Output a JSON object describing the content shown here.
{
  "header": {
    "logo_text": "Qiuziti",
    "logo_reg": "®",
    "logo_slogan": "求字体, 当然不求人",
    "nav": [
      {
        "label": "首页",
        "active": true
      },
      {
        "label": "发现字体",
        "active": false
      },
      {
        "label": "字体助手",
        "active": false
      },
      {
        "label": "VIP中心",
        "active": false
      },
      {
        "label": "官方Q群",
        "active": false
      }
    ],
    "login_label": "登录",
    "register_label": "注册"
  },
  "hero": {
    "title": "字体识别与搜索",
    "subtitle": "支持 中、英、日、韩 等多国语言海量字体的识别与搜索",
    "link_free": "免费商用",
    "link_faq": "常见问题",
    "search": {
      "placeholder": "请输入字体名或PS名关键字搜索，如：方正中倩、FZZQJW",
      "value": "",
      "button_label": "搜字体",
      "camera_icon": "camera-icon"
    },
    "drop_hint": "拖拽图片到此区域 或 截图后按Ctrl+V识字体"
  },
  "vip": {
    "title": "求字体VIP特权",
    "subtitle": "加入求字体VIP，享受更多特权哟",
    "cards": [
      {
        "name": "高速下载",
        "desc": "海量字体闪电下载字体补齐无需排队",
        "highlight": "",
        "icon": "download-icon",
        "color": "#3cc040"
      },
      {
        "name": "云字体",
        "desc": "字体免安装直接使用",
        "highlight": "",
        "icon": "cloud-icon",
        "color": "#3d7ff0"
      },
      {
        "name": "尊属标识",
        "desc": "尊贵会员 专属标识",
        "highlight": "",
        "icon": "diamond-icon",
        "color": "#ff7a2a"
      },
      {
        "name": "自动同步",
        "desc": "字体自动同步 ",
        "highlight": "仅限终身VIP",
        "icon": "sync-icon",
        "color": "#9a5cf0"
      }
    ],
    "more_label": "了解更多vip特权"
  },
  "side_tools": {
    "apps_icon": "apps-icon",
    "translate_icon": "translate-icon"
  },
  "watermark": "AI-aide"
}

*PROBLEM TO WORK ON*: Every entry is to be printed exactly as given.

*ANSWER TO THE PROBLEM*:
Output a JSON object describing the content shown here.
{
  "header": {
    "logo_text": "Qiuziti",
    "logo_reg": "®",
    "logo_slogan": "求字体, 当然不求人",
    "nav": [
      {
        "label": "首页",
        "active": true
      },
      {
        "label": "发现字体",
        "active": false
      },
      {
        "label": "字体助手",
        "active": false
      },
      {
        "label": "VIP中心",
        "active": false
      },
      {
        "label": "官方Q群",
        "active": false
      }
    ],
    "login_label": "登录",
    "register_label": "注册"
  },
  "hero": {
    "title": "字体识别与搜索",
    "subtitle": "支持 中、英、日、韩 等多国语言海量字体的识别与搜索",
    "link_free": "免费商用",
    "link_faq": "常见问题",
    "search": {
      "placeholder": "请输入字体名或PS名关键字搜索，如：方正中倩、FZZQJW",
      "value": "",
      "button_label": "搜字体",
      "camera_icon": "camera-icon"
    },
    "drop_hint": "拖拽图片到此区域 或 截图后按Ctrl+V识字体"
  },
  "vip": {
    "title": "求字体VIP特权",
    "subtitle": "加入求字体VIP，享受更多特权哟",
    "cards": [
      {
        "name": "高速下载",
        "desc": "海量字体闪电下载字体补齐无需排队",
        "highlight": "",
        "icon": "download-icon",
        "color": "#3cc040"
      },
      {
        "name": "云字体",
        "desc": "字体免安装直接使用",
        "highlight": "",
        "icon": "cloud-icon",
        "color": "#3d7ff0"
      },
      {
        "name": "尊属标识",
        "desc": "尊贵会员 专属标识",
        "highlight": "",
        "icon": "diamond-icon",
        "color": "#ff7a2a"
      },
      {
        "name": "自动同步",
        "desc": "字体自动同步 ",
        "highlight": "仅限终身VIP",
        "icon": "sync-icon",
        "color": "#9a5cf0"
      }
    ],
    "more_label": "了解更多vip特权"
  },
  "side_tools": {
    "apps_icon": "apps-icon",
    "translate_icon": "translate-icon"
  },
  "watermark": "AI-aide"
}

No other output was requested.